July 3, 2012
The 13th in a series of articles about the Road to AIDS 2012, a 17-city tour that seeks to define the state of the U.S. epidemic and that leads up to the International AIDS Conference in Washington, D.C., in July 2012. The 12th installment reported on the Philadelphia meeting.
The importance of educating the Black community about how science affects HIV was the main topic of discussion as Atlanta residents gathered for the Road to AIDS 2012 town hall meeting in May on HIV Vaccine Awareness Day. "We have to talk with communities about the role vaccines play in treatment and prevention," said panelist Dázon Dixon Diallo, founder of SisterLove, an organization that focuses on Black women and HIV.
In Atlanta the face of the epidemic is largely African American. Black women and Black MSM are particularly affected by the disease. Yet many Black Americans don't participate in clinical trials or other research initiatives that aim to improve treatment and find a cure. As a result, researchers don't always know how effective certain drugs will be for Black Americans, Dixon Diallo told the audience. Approximately 31 registered participants, including representatives from state and local health departments and people affiliated with CBOs, attended the town hall, which was held at the Fulton County Department of Health and Wellness.
Fear is one factor that keeps Black Americans from participating because many people are afraid that vaccines and research experiments can prove dangerous, participants said. Conspiracy theories about the origins of HIV and real-life tragedies such as the Tuskegee study, in which the government withheld syphilis treatment from Black men in Tuskegee, Ala., from 1932 through 1972, contribute to the hesitancy that many Black Americans feel about taking part in studies.
The Black community is also underinformed about how science is changing prevention methods, town hall participants said. For example, studies show that if a person who is HIV positive receives treatment with ARVs, his or her viral load will decrease, cutting down the chance of HIV transmission. Town hall participants also discussed pre-exposure prophylaxis, or PrEP, which is the use of ARVs by HIV-negative individuals to lessen their risk of acquiring the disease if they have sex with someone who is HIV positive.
Another group that needs more targeted information, according to town hall participants, is the youth. "We need to have communities of parents demanding sex education in schools," said Dixon Diallo. HIV/AIDS activists can also use social media such as blogs, Facebook and Twitter to attract young people.
Despite the need for more outreach, many town hall participants lamented the fact that there may be fewer community-based organizations to do it. "The business model for HIV has changed forever," said A. Toni Young, executive director of the Community Education Group and moderator of the event. With the implementation of the National HIV/AIDS Strategy and the Affordable Care Act, some community-based organizations (CBOs) will likely close as prevention efforts become more targeted. "We're shifting from massive testing efforts to specific testing of those who are at risk," said Leisha McKinley-Beach, Southern regional coordinator for the Black AIDS Institute.

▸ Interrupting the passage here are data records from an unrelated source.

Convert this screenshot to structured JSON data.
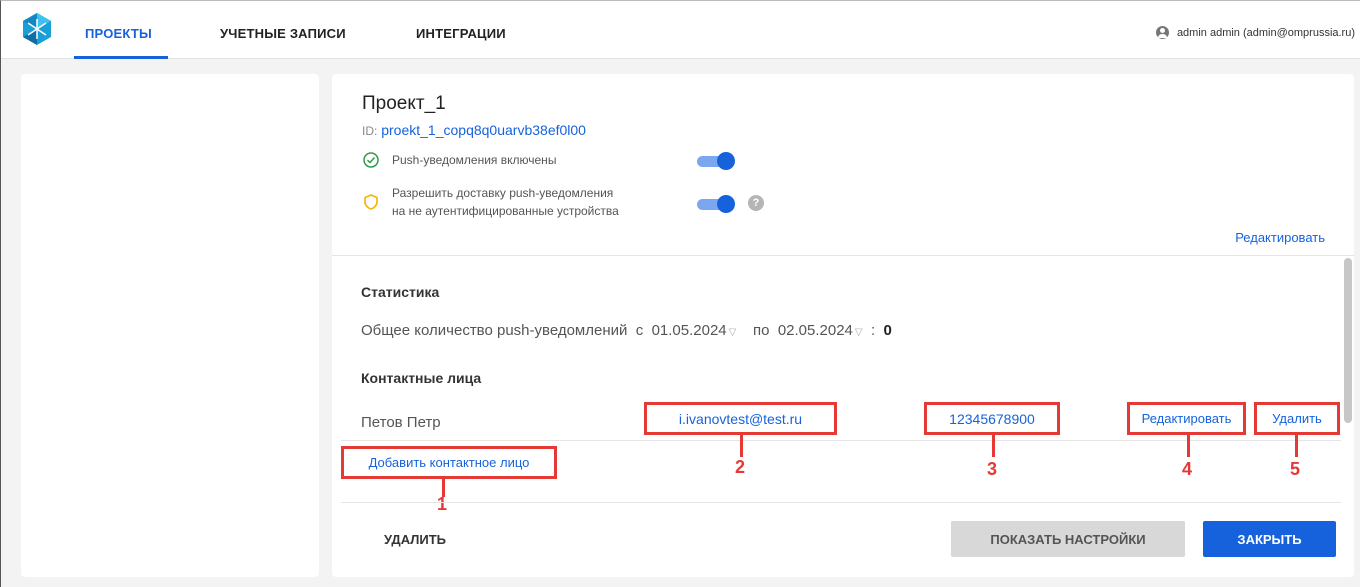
{
  "header": {
    "tabs": [
      {
        "label": "ПРОЕКТЫ",
        "active": true
      },
      {
        "label": "УЧЕТНЫЕ ЗАПИСИ",
        "active": false
      },
      {
        "label": "ИНТЕГРАЦИИ",
        "active": false
      }
    ],
    "user": "admin admin (admin@omprussia.ru)"
  },
  "project": {
    "title": "Проект_1",
    "id_label": "ID:",
    "id_value": "proekt_1_copq8q0uarvb38ef0l00",
    "push_enabled_label": "Push-уведомления включены",
    "push_enabled": true,
    "unauth_delivery_label_1": "Разрешить доставку push-уведомления",
    "unauth_delivery_label_2": "на не аутентифицированные устройства",
    "unauth_delivery_enabled": true,
    "help_symbol": "?",
    "edit_label": "Редактировать"
  },
  "stats": {
    "title": "Статистика",
    "total_label": "Общее количество push-уведомлений",
    "from_label": "с",
    "from_date": "01.05.2024",
    "to_label": "по",
    "to_date": "02.05.2024",
    "separator": ":",
    "count": "0"
  },
  "contacts": {
    "title": "Контактные лица",
    "items": [
      {
        "name": "Петов Петр",
        "email": "i.ivanovtest@test.ru",
        "phone": "12345678900",
        "edit_label": "Редактировать",
        "delete_label": "Удалить"
      }
    ],
    "add_label": "Добавить контактное лицо"
  },
  "callouts": [
    "1",
    "2",
    "3",
    "4",
    "5"
  ],
  "footer": {
    "delete_label": "УДАЛИТЬ",
    "settings_label": "ПОКАЗАТЬ НАСТРОЙКИ",
    "close_label": "ЗАКРЫТЬ"
  },
  "colors": {
    "accent": "#1662dd",
    "highlight": "#e53935",
    "success": "#2e9c4b",
    "warning": "#f5b400"
  }
}
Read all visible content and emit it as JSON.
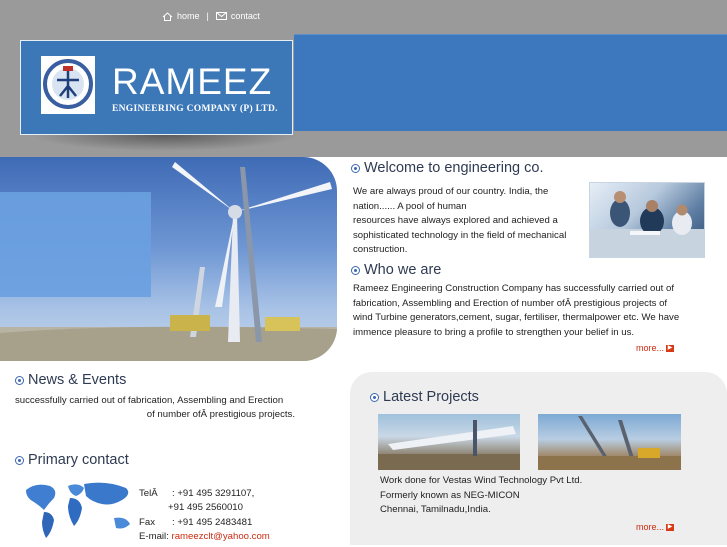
{
  "nav": {
    "home": "home",
    "separator": "|",
    "contact": "contact"
  },
  "brand": {
    "name": "RAMEEZ",
    "subtitle": "ENGINEERING COMPANY (P) LTD."
  },
  "welcome": {
    "heading": "Welcome to engineering co.",
    "lines": [
      "We are always proud of our country. India, the",
      "nation...... A pool of human",
      "resources have always explored and achieved a",
      "sophisticated technology in the field of mechanical",
      "construction."
    ]
  },
  "who": {
    "heading": "Who we are",
    "lines": [
      "Rameez Engineering Construction Company has successfully carried out of",
      "fabrication, Assembling and Erection of number ofÂ prestigious projects of",
      "wind Turbine generators,cement, sugar, fertiliser, thermalpower etc.  We have",
      "immence pleasure to bring a profile to strengthen your belief in us."
    ],
    "more": "more..."
  },
  "news": {
    "heading": "News & Events",
    "line1": "successfully carried out of fabrication, Assembling and Erection",
    "line2": "of number ofÂ prestigious projects."
  },
  "contact": {
    "heading": "Primary  contact",
    "tel_label": "TelÂ",
    "tel1": ": +91 495 3291107,",
    "tel2": "+91 495 2560010",
    "fax_label": "Fax",
    "fax": ": +91 495 2483481",
    "email_label": "E-mail",
    "email": "rameezclt@yahoo.com"
  },
  "projects": {
    "heading": "Latest Projects",
    "lines": [
      "Work done for Vestas Wind Technology Pvt Ltd.",
      "Formerly known as NEG-MICON",
      "Chennai, Tamilnadu,India."
    ],
    "more": "more..."
  },
  "colors": {
    "header_gray": "#9a9a9b",
    "brand_blue": "#3d78bf",
    "link_red": "#cc2a12",
    "panel_gray": "#eeeeee"
  }
}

One way that organizations can survive in the coming years is to look for ways to complement one another. "We need to talk to each other beyond our racial groups," said panelist Francisco Ruiz, senior manager for racial and ethnic health disparities at the National Alliance of State & Territorial AIDS Directors. For example, the Black AIDS Institute and the National Latino AIDS Action Network have been working on projects together, Ruiz added.
Other panelists included Marsha Martin, executive director of the Urban Coalition for HIV/AIDS Prevention Services, and Rudolph Carn, founder and chief executive officer of NAESM, an organization that focuses on the Black gay male population in Atlanta.
Despite the challenges faced in reaching out to the larger community, people can make a difference by sharing what they know with their personal networks. "The success of this meeting is not how many people are here today but how many people you all share this information with," Ruiz said.
The entire Road to AIDS 2012 tour is a joint effort between the Washington, D.C.-based Community Education Group, the Urban Coalition for HIV/AIDS Prevention Services, pharmaceutical company Merck and AIDS 2012. The Road to AIDS 2012 will seek community input in cities across the country. That input will be shared at AIDS 2012 in Washington, D.C., when the International AIDS Conference is on American soil for the first time in more than 20 years.
Tamara E. Holmes is a Washington, D.C.-based journalist who writes frequently about health and wellness.
No comments have been made.
|Please note: Knowledge about HIV changes rapidly. Note the date of this summary's publication, and before treating patients or employing any therapies described in these materials, verify all information independently. If you are a patient, please consult a doctor or other medical professional before acting on any of the information presented in this summary. For a complete listing of our most recent conference coverage, click here.|